2. Domestic violence
Domestic violence is any incident or pattern of incidents of controlling, coercive or threatening behaviour, violence or abuse between those aged 16 or over who are or have been intimate partners or family members regardless of gender or sexuality. This can encompass, but is not limited to, the following types of abuse:
Controlling behaviour is a range of acts designed to make a person subordinate and/or dependent by isolating them from sources of support, exploiting their resources and capacities for personal gain, depriving them of the means needed for independence, resistance and escape and regulating their everyday behaviour.
Coercive behaviour is an act or a pattern of acts of assault, threats, humiliation and intimidation or other abuse that is used to harm, punish, or frighten their victim. This definition, which is not a legal definition, includes so called 'honour’ based violence, female genital mutilation (FGM) and forced marriage, and is clear that victims are not confined to one gender or ethnic group.
Facts about domestic violence and abuse
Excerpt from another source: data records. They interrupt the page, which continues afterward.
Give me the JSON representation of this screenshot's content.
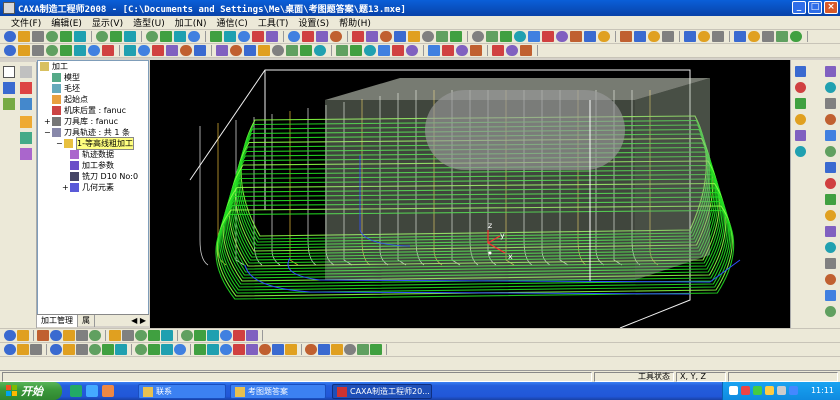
{
  "window": {
    "title": "CAXA制造工程师2008 - [C:\\Documents and Settings\\Me\\桌面\\考图题答案\\题13.mxe]",
    "controls": [
      "_",
      "□",
      "×"
    ]
  },
  "menu": [
    "文件(F)",
    "编辑(E)",
    "显示(V)",
    "造型(U)",
    "加工(N)",
    "通信(C)",
    "工具(T)",
    "设置(S)",
    "帮助(H)"
  ],
  "tree": {
    "items": [
      {
        "label": "加工",
        "icon": "folder-icon",
        "level": 0
      },
      {
        "label": "模型",
        "icon": "model-icon",
        "level": 1
      },
      {
        "label": "毛坯",
        "icon": "blank-icon",
        "level": 1
      },
      {
        "label": "起始点",
        "icon": "start-point-icon",
        "level": 1
      },
      {
        "label": "机床后置 : fanuc",
        "icon": "machine-icon",
        "level": 1
      },
      {
        "label": "刀具库 : fanuc",
        "icon": "tool-library-icon",
        "level": 1
      },
      {
        "label": "刀具轨迹 : 共 1 条",
        "icon": "toolpath-icon",
        "level": 1
      },
      {
        "label": "1-等高线粗加工",
        "icon": "operation-icon",
        "level": 2,
        "selected": true
      },
      {
        "label": "轨迹数据",
        "icon": "path-data-icon",
        "level": 3
      },
      {
        "label": "加工参数",
        "icon": "params-icon",
        "level": 3
      },
      {
        "label": "铣刀 D10 No:0",
        "icon": "cutter-icon",
        "level": 3
      },
      {
        "label": "几何元素",
        "icon": "geometry-icon",
        "level": 3
      }
    ],
    "tabs": [
      "加工管理",
      "属"
    ]
  },
  "viewport": {
    "axis_labels": {
      "x": "x",
      "y": "y",
      "z": "z"
    },
    "colors": {
      "background": "#000000",
      "toolpath": "#22dd22",
      "blank": "#e8e8e8",
      "part": "#b8c8b0"
    }
  },
  "status": {
    "tool_state": "工具状态",
    "coords": "X, Y, Z"
  },
  "taskbar": {
    "start_label": "开始",
    "buttons": [
      {
        "label": "联系",
        "active": false
      },
      {
        "label": "考图题答案",
        "active": false
      },
      {
        "label": "CAXA制造工程师20...",
        "active": true
      }
    ],
    "clock": "11:11"
  }
}
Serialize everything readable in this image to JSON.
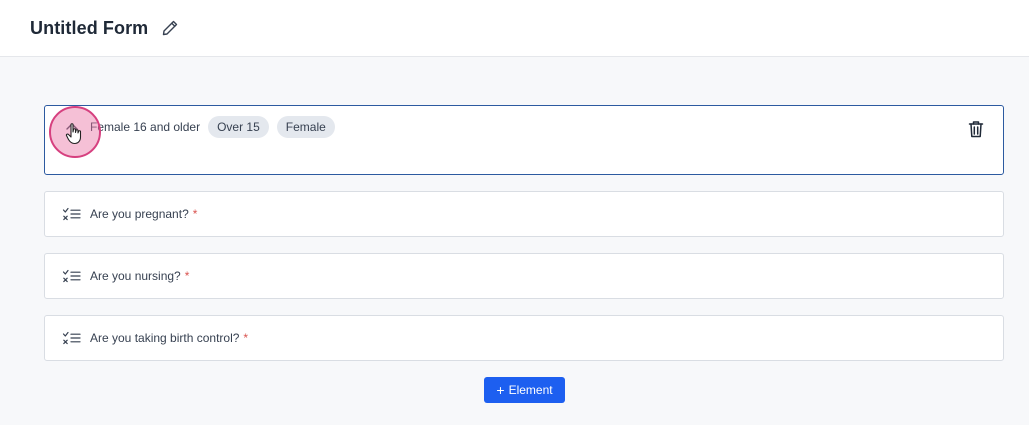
{
  "header": {
    "title": "Untitled Form",
    "edit_icon": "pencil-icon"
  },
  "condition": {
    "label": "Female 16 and older",
    "tags": [
      "Over 15",
      "Female"
    ],
    "toggle_icon": "chevron-up-icon",
    "delete_icon": "trash-icon"
  },
  "questions": [
    {
      "label": "Are you pregnant?",
      "required_mark": "*",
      "icon": "checklist-icon"
    },
    {
      "label": "Are you nursing?",
      "required_mark": "*",
      "icon": "checklist-icon"
    },
    {
      "label": "Are you taking birth control?",
      "required_mark": "*",
      "icon": "checklist-icon"
    }
  ],
  "add_button": {
    "icon": "+",
    "label": "Element"
  },
  "colors": {
    "accent": "#1d5ff0",
    "selected_border": "#2c5aa0",
    "required": "#d9534f",
    "tag_bg": "#e4e8ee",
    "cursor_highlight": "#e974a3"
  }
}
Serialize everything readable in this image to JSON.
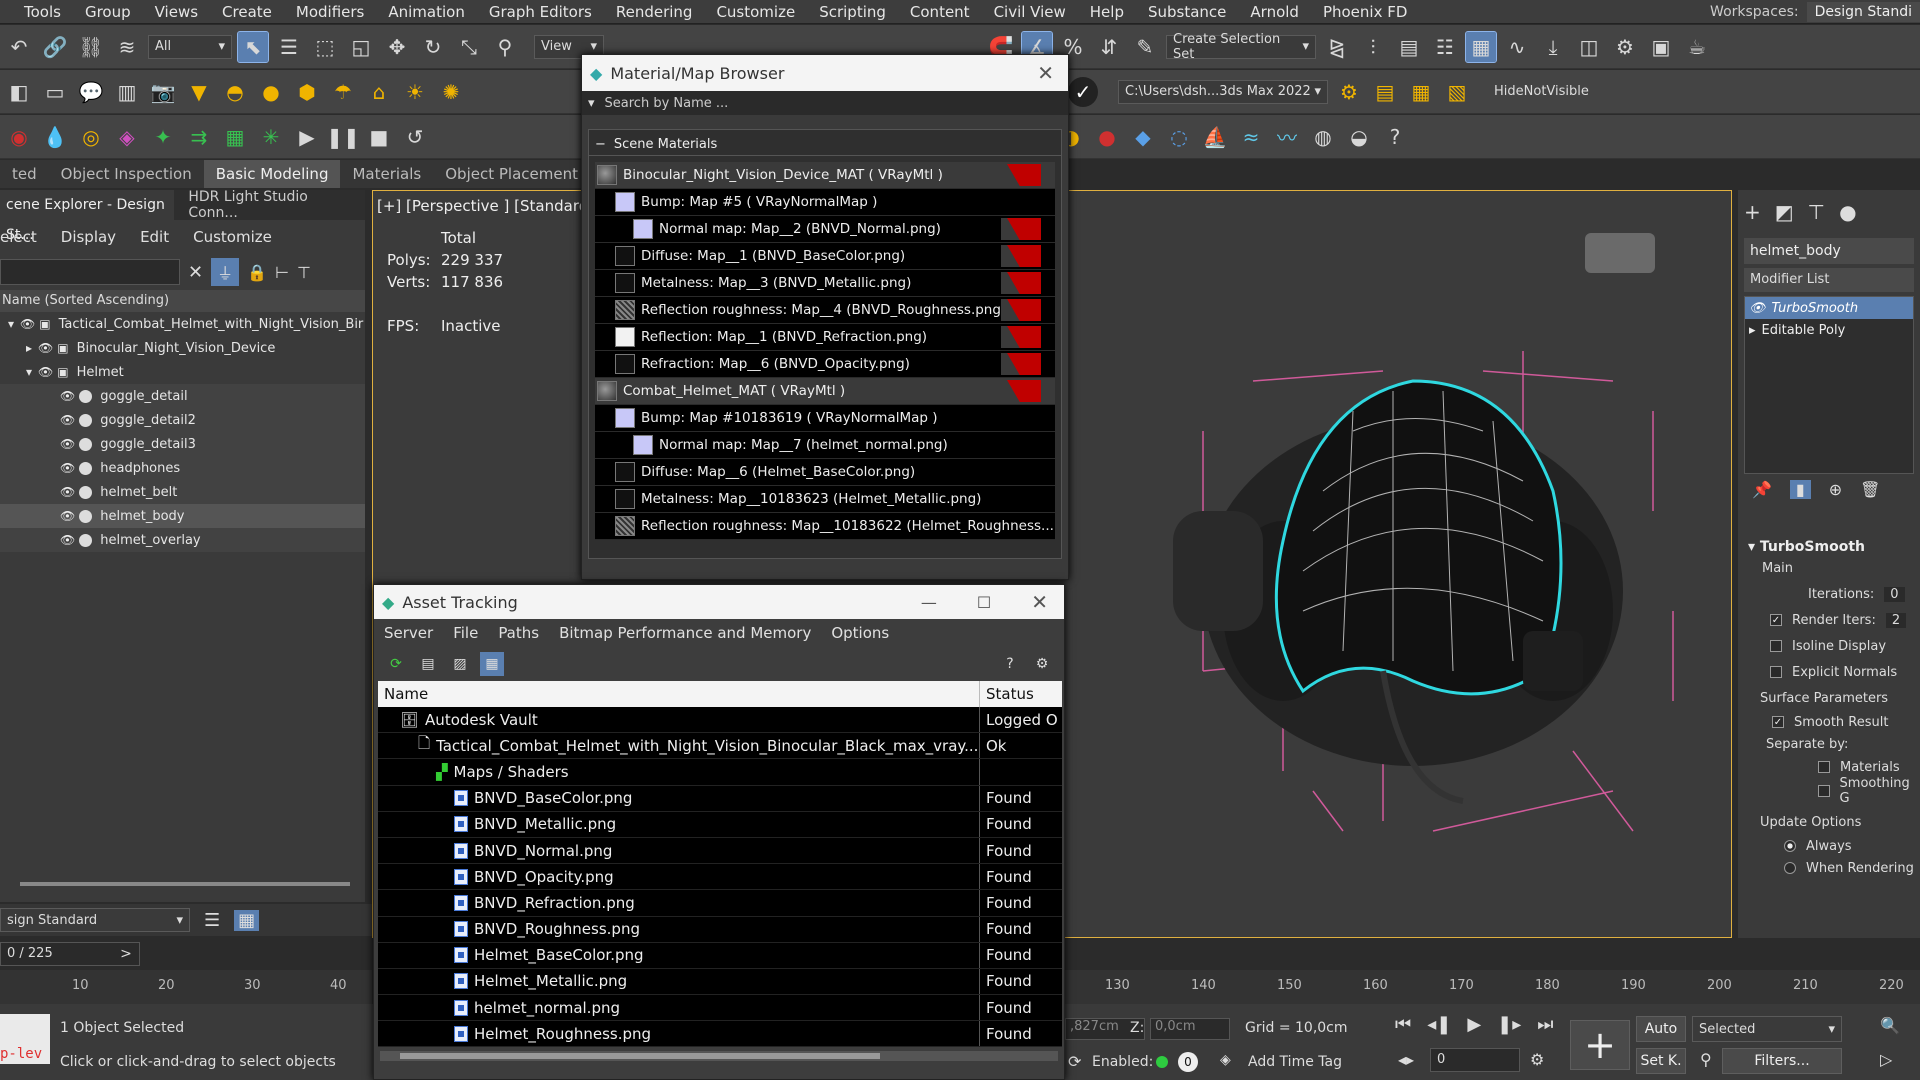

- It is the largest cause of death for women worldwide and statistically is higher than war, cancer or motor vehicle accidents.
- Two women per week in England and Wales die as a result of this crime and 30 men die per year
- At some point during their lives at least one in four women and one in six men are affected by domestic abuse. The statistics in relation to men may in fact be higher than one in six.
- It accounts for between a quarter and a third of all violent crime reported.
What you can do
Everyone has the right to be safe in their own home and to live free from abuse, violence, threat and fear. There are things you can do to change your life and support services available to help you do this. Whatever you do, you can choose what is the best and safest solution for your situation. There are several things that you could do to change your situation, including some of the following:
- Recognise that you are in an abusive relationship and that you have the right to be treated differently - this might be difficult and take some time, but until you are able to do this, nothing can change.
- Find out where you can find emotional support and practical help - you may want to start by talking to a friend you can trust.
- Get advice from a solicitor or the Citizen's Advice Bureau about your legal rights, protection under the law, safe housing and money.
- Contact Devon Domestic Abuse Support Service to discuss the available options work out a crisis safety plan to keep you and your children safe. See also phone number shown below.
- Identify a safe place to go, such as a friend, neighbour, family member or a women's refuge.
- Plan how to get help in an emergency at any time.
- Store emergency clothes, money, children's toys, important documents, addresses, telephone numbers and spare keys with someone you can trust or in a safe and easily accessible place.
How to get help
If you are in immediate danger or you know of someone else who is due to domestic abuse do not hesitate in dialling 999.
For women only
- National 24 hour Freephone Helpline: 0808 2000 247
For men only
- Men’s Advice Line for male victims and survivors: 0808 801 0327
For men and women and children
- Devon Domestic Abuse Support Services: 0345 155 1074 (9am to 5pm weekdays)
For Children and Young People
- A free confidential service for anyone worried about what they are seeing or hearing in their home. The service offers counselling and advice: NSPCC – 0800 800 500
Other contact numbers
- Sexual Abuse Line (a free listening service for people in Devon who have been sexually abused either recently or in the past). Tel: 0808 800 0188
- Elder Abuse Helpline (advice is required about older people who are being abused). Tel: 0808 808 8141
- National Stalking Helpline. Tel: 0808 802 0300
- Childline: 0800 1111